HADERLIE: Yeah, now you truly are getting to my passion, because being a farmer and a composter is like you’re hitting the sweet spot. You’re able to grow nutrient-dense food. But to do that, you are employing the use of biology in the form of on-farm-produced compost, which just creates a magical situation. So what we do is we have a service where we collect food scraps from individuals and businesses in Teton and Lincoln counties and we take them to the farm. We mix them with woodchips and then we compost them. I have a little business card that says ‘Curtis Haderlie, compost facilitator.’
At that point, I’m not doing much other than turning the piles because nature’s doing all the work.
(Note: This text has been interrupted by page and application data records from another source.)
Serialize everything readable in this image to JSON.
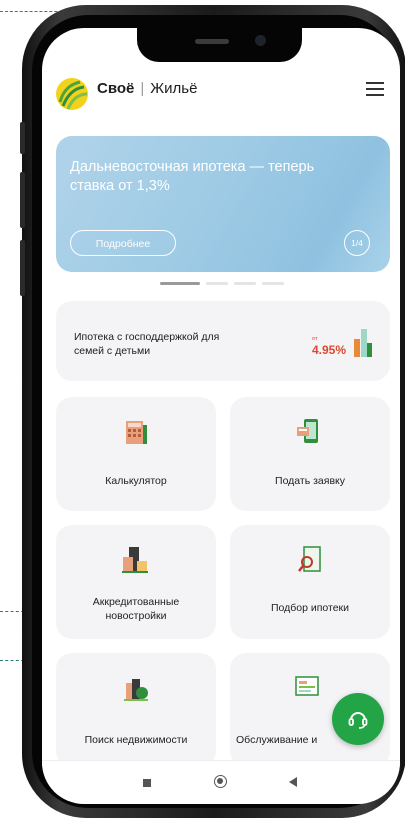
{
  "app": {
    "brand_primary": "Своё",
    "brand_secondary": "Жильё"
  },
  "banner": {
    "text": "Дальневосточная ипотека — теперь ставка от 1,3%",
    "button_label": "Подробнее",
    "counter": "1/4",
    "slides_total": 4,
    "active_slide": 1
  },
  "promo": {
    "title": "Ипотека с господдержкой для семей с детьми",
    "rate_prefix": "от",
    "rate_value": "4.95%"
  },
  "tiles": [
    {
      "label": "Калькулятор",
      "icon": "calculator-icon"
    },
    {
      "label": "Подать заявку",
      "icon": "phone-application-icon"
    },
    {
      "label": "Аккредитованные новостройки",
      "icon": "new-building-icon"
    },
    {
      "label": "Подбор ипотеки",
      "icon": "mortgage-search-icon"
    },
    {
      "label": "Поиск недвижимости",
      "icon": "real-estate-icon"
    },
    {
      "label": "Обслуживание и",
      "icon": "service-icon"
    }
  ],
  "colors": {
    "accent_green": "#22a447",
    "rate_red": "#e0472e",
    "banner_blue": "#9fcbe5",
    "card_bg": "#f4f4f6"
  },
  "fab": {
    "icon": "support-headset-icon"
  },
  "navbar": {
    "icons": [
      "square-nav-icon",
      "circle-nav-icon",
      "back-triangle-icon"
    ]
  }
}
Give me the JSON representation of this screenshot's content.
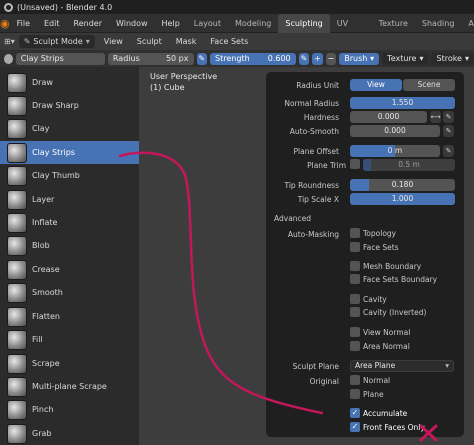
{
  "window": {
    "title": "(Unsaved) - Blender 4.0"
  },
  "menu": {
    "items": [
      "File",
      "Edit",
      "Render",
      "Window",
      "Help"
    ]
  },
  "workspaces": [
    "Layout",
    "Modeling",
    "Sculpting",
    "UV Editing",
    "Texture Paint",
    "Shading",
    "Animatio"
  ],
  "active_workspace": "Sculpting",
  "header": {
    "mode": "Sculpt Mode",
    "menus": [
      "View",
      "Sculpt",
      "Mask",
      "Face Sets"
    ]
  },
  "toolsettings": {
    "brush_name": "Clay Strips",
    "radius_label": "Radius",
    "radius_value": "50 px",
    "strength_label": "Strength",
    "strength_value": "0.600",
    "brush_menu": "Brush",
    "texture_menu": "Texture",
    "stroke_menu": "Stroke"
  },
  "tools": [
    "Draw",
    "Draw Sharp",
    "Clay",
    "Clay Strips",
    "Clay Thumb",
    "Layer",
    "Inflate",
    "Blob",
    "Crease",
    "Smooth",
    "Flatten",
    "Fill",
    "Scrape",
    "Multi-plane Scrape",
    "Pinch",
    "Grab"
  ],
  "active_tool": "Clay Strips",
  "viewport": {
    "perspective": "User Perspective",
    "object": "(1) Cube"
  },
  "panel": {
    "radius_unit_label": "Radius Unit",
    "radius_unit_view": "View",
    "radius_unit_scene": "Scene",
    "normal_radius_label": "Normal Radius",
    "normal_radius_value": "1.550",
    "hardness_label": "Hardness",
    "hardness_value": "0.000",
    "hardness_fill": 0.0,
    "auto_smooth_label": "Auto-Smooth",
    "auto_smooth_value": "0.000",
    "plane_offset_label": "Plane Offset",
    "plane_offset_value": "0 m",
    "plane_trim_label": "Plane Trim",
    "plane_trim_value": "0.5 m",
    "tip_roundness_label": "Tip Roundness",
    "tip_roundness_value": "0.180",
    "tip_roundness_fill": 0.18,
    "tip_scale_x_label": "Tip Scale X",
    "tip_scale_x_value": "1.000",
    "advanced_label": "Advanced",
    "auto_masking_label": "Auto-Masking",
    "auto_masking": [
      "Topology",
      "Face Sets",
      "Mesh Boundary",
      "Face Sets Boundary",
      "Cavity",
      "Cavity (Inverted)",
      "View Normal",
      "Area Normal"
    ],
    "sculpt_plane_label": "Sculpt Plane",
    "sculpt_plane_value": "Area Plane",
    "original_label": "Original",
    "original_opts": [
      "Normal",
      "Plane"
    ],
    "accumulate_label": "Accumulate",
    "front_faces_label": "Front Faces Only"
  },
  "colors": {
    "accent": "#4772b3",
    "annotation": "#c2185b"
  }
}
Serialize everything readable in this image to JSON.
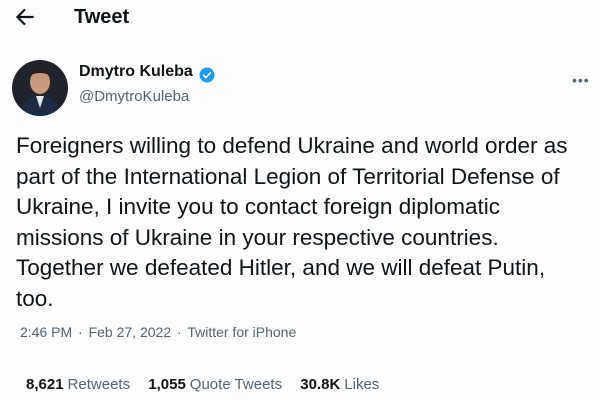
{
  "header": {
    "title": "Tweet",
    "back_icon": "arrow-left-icon"
  },
  "author": {
    "name": "Dmytro Kuleba",
    "handle": "@DmytroKuleba",
    "verified_icon": "verified-badge-icon"
  },
  "tweet": {
    "lines": [
      "Foreigners willing to defend Ukraine and world order as",
      "part of the International Legion of Territorial Defense of",
      "Ukraine, I invite you to contact foreign diplomatic",
      "missions of Ukraine in your respective countries.",
      "Together we defeated Hitler, and we will defeat Putin,",
      "too."
    ]
  },
  "meta": {
    "time": "2:46 PM",
    "sep1": "·",
    "date": "Feb 27, 2022",
    "sep2": "·",
    "source": "Twitter for iPhone"
  },
  "stats": {
    "retweets_count": "8,621",
    "retweets_label": "Retweets",
    "quotes_count": "1,055",
    "quotes_label": "Quote Tweets",
    "likes_count": "30.8K",
    "likes_label": "Likes"
  },
  "colors": {
    "text": "#0f1419",
    "secondary": "#536471",
    "accent": "#1d9bf0"
  }
}
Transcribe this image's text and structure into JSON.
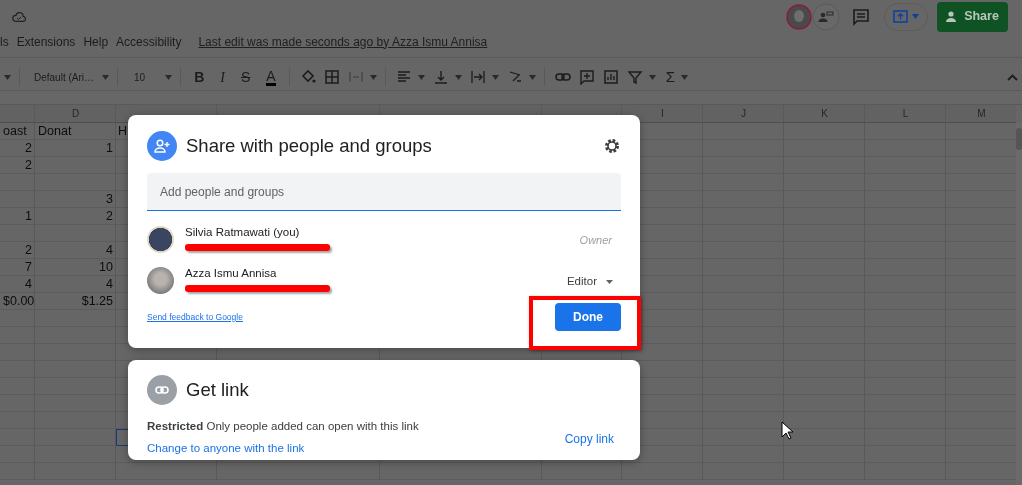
{
  "app": {
    "menu": [
      "ls",
      "Extensions",
      "Help",
      "Accessibility"
    ],
    "last_edit": "Last edit was made seconds ago by Azza Ismu Annisa",
    "share_button": "Share"
  },
  "toolbar": {
    "font": "Default (Ari…",
    "font_size": "10",
    "bold": "B",
    "italic": "I",
    "strike": "S",
    "text_color": "A",
    "sum": "Σ"
  },
  "sheet": {
    "columns": [
      {
        "label": "D"
      },
      {},
      {},
      {},
      {},
      {
        "label": "I"
      },
      {
        "label": "J"
      },
      {
        "label": "K"
      },
      {
        "label": "L"
      },
      {
        "label": "M"
      }
    ],
    "header_row": {
      "column_c": "oast",
      "column_d": "Donat",
      "column_e": "H"
    },
    "rows": [
      {
        "column_c": "2",
        "column_d": "1",
        "e_selected": false
      },
      {
        "column_c": "2",
        "e_selected": false
      },
      {
        "e_selected": false
      },
      {
        "column_d": "3",
        "e_selected": false
      },
      {
        "column_c": "1",
        "column_d": "2",
        "e_selected": false
      },
      {
        "e_selected": false
      },
      {
        "column_c": "2",
        "column_d": "4",
        "e_selected": false
      },
      {
        "column_c": "7",
        "column_d": "10",
        "e_selected": false
      },
      {
        "column_c": "4",
        "column_d": "4",
        "e_selected": false
      },
      {
        "column_c": "$0.00",
        "column_d": "$1.25",
        "e_selected": false
      },
      {
        "e_selected": false
      },
      {
        "e_selected": false
      },
      {
        "e_selected": false
      },
      {
        "e_selected": false
      },
      {
        "e_selected": false
      },
      {
        "e_selected": false
      },
      {
        "e_selected": false
      },
      {
        "e_selected": true
      },
      {
        "e_selected": false
      },
      {
        "e_selected": false
      }
    ]
  },
  "share_dialog": {
    "title": "Share with people and groups",
    "input_placeholder": "Add people and groups",
    "people": [
      {
        "name": "Silvia Ratmawati (you)",
        "role": "Owner",
        "kind": "owner",
        "email_redacted": true
      },
      {
        "name": "Azza Ismu Annisa",
        "role": "Editor",
        "kind": "editor",
        "email_redacted": true
      }
    ],
    "feedback_link": "Send feedback to Google",
    "done_button": "Done",
    "done_highlighted": true
  },
  "link_dialog": {
    "title": "Get link",
    "description": "**Restricted** Only people added can open with this link",
    "change_link": "Change to anyone with the link",
    "copy_button": "Copy link"
  }
}
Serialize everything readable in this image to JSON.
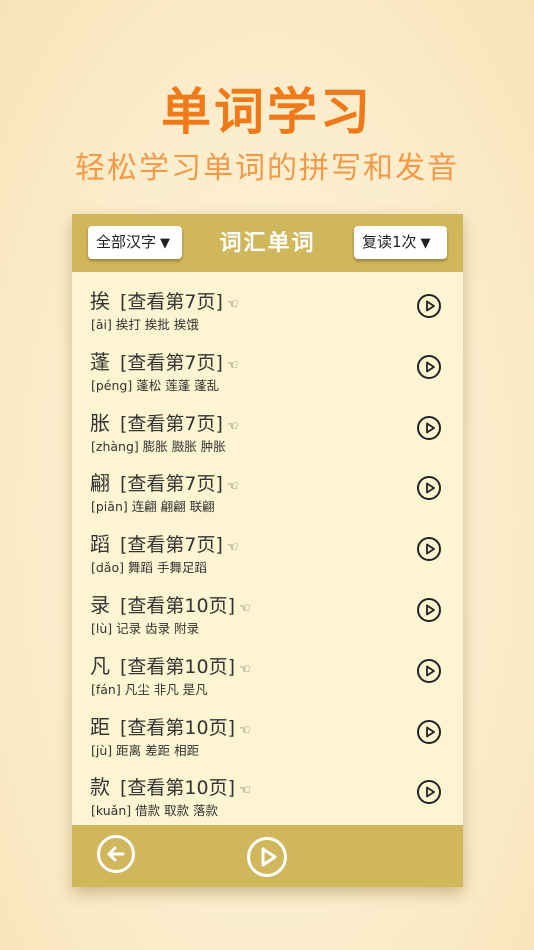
{
  "hero": {
    "title": "单词学习",
    "subtitle": "轻松学习单词的拼写和发音"
  },
  "header": {
    "filter_label": "全部汉字",
    "title": "词汇单词",
    "repeat_label": "复读1次",
    "caret": "▼"
  },
  "pointing_icon": "☜",
  "words": [
    {
      "char": "挨",
      "ref": "[查看第7页]",
      "pinyin": "[āi]",
      "examples": "挨打 挨批 挨饿"
    },
    {
      "char": "蓬",
      "ref": "[查看第7页]",
      "pinyin": "[péng]",
      "examples": "蓬松 莲蓬 蓬乱"
    },
    {
      "char": "胀",
      "ref": "[查看第7页]",
      "pinyin": "[zhàng]",
      "examples": "膨胀 臌胀 肿胀"
    },
    {
      "char": "翩",
      "ref": "[查看第7页]",
      "pinyin": "[piān]",
      "examples": "连翩 翩翩 联翩"
    },
    {
      "char": "蹈",
      "ref": "[查看第7页]",
      "pinyin": "[dǎo]",
      "examples": "舞蹈 手舞足蹈"
    },
    {
      "char": "录",
      "ref": "[查看第10页]",
      "pinyin": "[lù]",
      "examples": "记录 齿录 附录"
    },
    {
      "char": "凡",
      "ref": "[查看第10页]",
      "pinyin": "[fán]",
      "examples": "凡尘 非凡 是凡"
    },
    {
      "char": "距",
      "ref": "[查看第10页]",
      "pinyin": "[jù]",
      "examples": "距离 差距 相距"
    },
    {
      "char": "款",
      "ref": "[查看第10页]",
      "pinyin": "[kuǎn]",
      "examples": "借款 取款 落款"
    }
  ],
  "icons": {
    "play": "play-circle-icon",
    "back": "arrow-left-circle-icon",
    "pointing": "pointing-hand-icon"
  },
  "colors": {
    "accent_orange": "#f07a1a",
    "bar_gold": "#d1b75c",
    "panel_bg": "#fdf5d2"
  }
}
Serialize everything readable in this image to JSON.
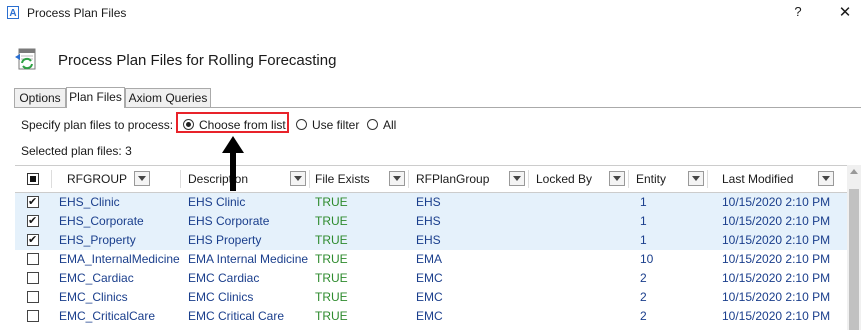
{
  "window": {
    "app_icon_letter": "A",
    "title": "Process Plan Files",
    "help": "?",
    "close": "✕"
  },
  "header": {
    "title": "Process Plan Files for Rolling Forecasting",
    "icon": "refresh-files-icon"
  },
  "tabs": [
    {
      "label": "Options",
      "active": false
    },
    {
      "label": "Plan Files",
      "active": true
    },
    {
      "label": "Axiom Queries",
      "active": false
    }
  ],
  "specify": {
    "label": "Specify plan files to process:",
    "options": [
      {
        "label": "Choose from list",
        "checked": true
      },
      {
        "label": "Use filter",
        "checked": false
      },
      {
        "label": "All",
        "checked": false
      }
    ]
  },
  "selected_count": "Selected plan files: 3",
  "grid": {
    "columns": [
      "RFGROUP",
      "Description",
      "File Exists",
      "RFPlanGroup",
      "Locked By",
      "Entity",
      "Last Modified"
    ],
    "rows": [
      {
        "checked": true,
        "selected": true,
        "cells": [
          "EHS_Clinic",
          "EHS Clinic",
          "TRUE",
          "EHS",
          "",
          "1",
          "10/15/2020 2:10 PM"
        ]
      },
      {
        "checked": true,
        "selected": true,
        "cells": [
          "EHS_Corporate",
          "EHS Corporate",
          "TRUE",
          "EHS",
          "",
          "1",
          "10/15/2020 2:10 PM"
        ]
      },
      {
        "checked": true,
        "selected": true,
        "cells": [
          "EHS_Property",
          "EHS Property",
          "TRUE",
          "EHS",
          "",
          "1",
          "10/15/2020 2:10 PM"
        ]
      },
      {
        "checked": false,
        "selected": false,
        "cells": [
          "EMA_InternalMedicine",
          "EMA Internal Medicine",
          "TRUE",
          "EMA",
          "",
          "10",
          "10/15/2020 2:10 PM"
        ]
      },
      {
        "checked": false,
        "selected": false,
        "cells": [
          "EMC_Cardiac",
          "EMC Cardiac",
          "TRUE",
          "EMC",
          "",
          "2",
          "10/15/2020 2:10 PM"
        ]
      },
      {
        "checked": false,
        "selected": false,
        "cells": [
          "EMC_Clinics",
          "EMC Clinics",
          "TRUE",
          "EMC",
          "",
          "2",
          "10/15/2020 2:10 PM"
        ]
      },
      {
        "checked": false,
        "selected": false,
        "cells": [
          "EMC_CriticalCare",
          "EMC Critical Care",
          "TRUE",
          "EMC",
          "",
          "2",
          "10/15/2020 2:10 PM"
        ]
      }
    ]
  },
  "colors": {
    "highlight": "#e8232a",
    "selected_row": "#e5f1fb",
    "true_text": "#2e8b2e",
    "link_text": "#1a3e8c"
  }
}
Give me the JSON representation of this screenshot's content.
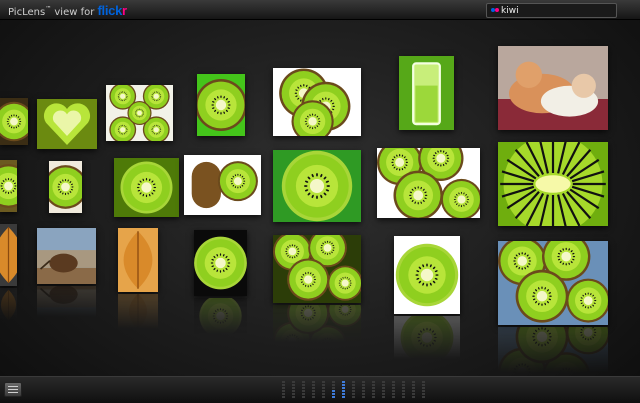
{
  "header": {
    "brand_name": "PicLens",
    "trademark": "™",
    "view_for_text": " view for ",
    "flickr_part1": "flick",
    "flickr_part2": "r"
  },
  "search": {
    "value": "kiwi"
  },
  "colors": {
    "flickr_blue": "#0063dc",
    "flickr_pink": "#ff0084",
    "scrubber_active": "#3f7bd8"
  },
  "icons": {
    "menu": "menu-icon",
    "search_logo": "flickr-dots-icon"
  },
  "wall": {
    "description_only": false,
    "rows": 3,
    "tiles": [
      {
        "name": "photo-kiwi-half",
        "kind": "half",
        "bg": "#3b2d14"
      },
      {
        "name": "photo-kiwi-heart",
        "kind": "heart",
        "bg": "#6b8a10"
      },
      {
        "name": "photo-kiwi-slices-grid",
        "kind": "grid",
        "bg": "#f2f2e8"
      },
      {
        "name": "photo-kiwi-green-bg",
        "kind": "half",
        "bg": "#44c51a"
      },
      {
        "name": "photo-kiwi-stack",
        "kind": "stack",
        "bg": "#ffffff"
      },
      {
        "name": "photo-kiwi-juice-glass",
        "kind": "glass",
        "bg": "#56a818"
      },
      {
        "name": "photo-kittens",
        "kind": "cats",
        "bg": "#b9a79d"
      },
      {
        "name": "photo-kiwi-edge-2",
        "kind": "half",
        "bg": "#6b5a20"
      },
      {
        "name": "photo-kiwi-pieces",
        "kind": "half",
        "bg": "#f0eadc"
      },
      {
        "name": "photo-kiwi-macro-core",
        "kind": "slice",
        "bg": "#4e7a08"
      },
      {
        "name": "photo-kiwi-halves-white",
        "kind": "halves",
        "bg": "#ffffff"
      },
      {
        "name": "photo-kiwi-on-green",
        "kind": "slice",
        "bg": "#2f9a24"
      },
      {
        "name": "photo-kiwi-slices-white",
        "kind": "slices",
        "bg": "#ffffff"
      },
      {
        "name": "photo-kiwi-macro-large",
        "kind": "macro",
        "bg": "#3a5a04"
      },
      {
        "name": "photo-kiwi-edge-3",
        "kind": "leaf",
        "bg": "#3a3a3a"
      },
      {
        "name": "photo-kiwi-bird",
        "kind": "bird",
        "bg": "#8aa4bf"
      },
      {
        "name": "photo-kiwi-leaf",
        "kind": "leaf",
        "bg": "#e6a44a"
      },
      {
        "name": "photo-kiwi-slice-dark",
        "kind": "slice",
        "bg": "#0a0a0a"
      },
      {
        "name": "photo-kiwi-slices-overlap",
        "kind": "slices",
        "bg": "#2c3d08"
      },
      {
        "name": "photo-kiwi-slice-white",
        "kind": "slice",
        "bg": "#ffffff"
      },
      {
        "name": "photo-kiwi-flowers",
        "kind": "slices",
        "bg": "#6a90b8"
      }
    ]
  },
  "scrubber": {
    "total_cells": 90,
    "active_cells": [
      33,
      34,
      35,
      36,
      37,
      38,
      39,
      40,
      41
    ]
  }
}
At that point, the bacteria and fungi and little critters are doing all of the work. Breaking all of that down. And it’s, you know, picking up food scraps. People walk by my trailer when I’m dumping that stuff in there and they’ll hold their nose or make a funny face. But to me, those are nutrients. And to take that to the farm, put it in a pile, and within a few months, you’ve got this black crumbly stuff that doesn’t smell at all. And you put that on the soil. And after having done this for several years, the soil is completely different.
My native soil on my farm is quite rocky and kind of hard to work, especially by hand. But you add that compost to that soil and it just turns into a totally different situation. It’s just really nice to work [with[. You can put your hands or your digging tools in there, and it’s just loose and easy to work with. And the products that are coming out of there are better than they were ten years ago. They are. We have less disease or insect pressure. It takes less water and the nutrient quality of the products that we produce is higher.
We do Brix testing, which is basically just how much sugar is in the plant, which is an indication of how much nutrition is in the plant or in the end product. And it’s just rewarding to, I guess, participate in nature in a natural process because, if you just throw a banana peel out by the side of the road, it’s going to break down. And that’s nature. So in composting, we just try to facilitate that process and it really is a win-win.
So instead of putting your banana peels in the trash, which then go to the transfer station here in Teton County, which then gets put on a truck and hauled to Bonneville County, Idaho, in a landfill that is not doing anyone any good except spending a lot of money and consuming a lot of diesel to move all that stuff around. Why not give it to a local farmer that can take it to his farm? Put it in a compost pile? Turn that into a stable product that then goes back on the soil for myself or someone else that buys the compost and benefits everyone involved. It’s a win-win, and once you start composting, believe me, you become kind of a fanatic about it.
And I hear this comment frequently of people that have moved from other places to Jackson. They’re like frantically looking for the place to compost because it’s painful for them to put their orange peels in the trash. Because they’re used to having an option for composting. So even though we’ve only been doing this like three years, we have collected a lot of food scraps to the tune of like 400 tons a year. We’re proud of that and we’re looking forward to that continuing to grow as we get the word out about the benefits of composting food scraps and how that benefits farmers in general.
This coverage is funded in part with an Arts For All grant provided by the Town of Jackson and Teton County.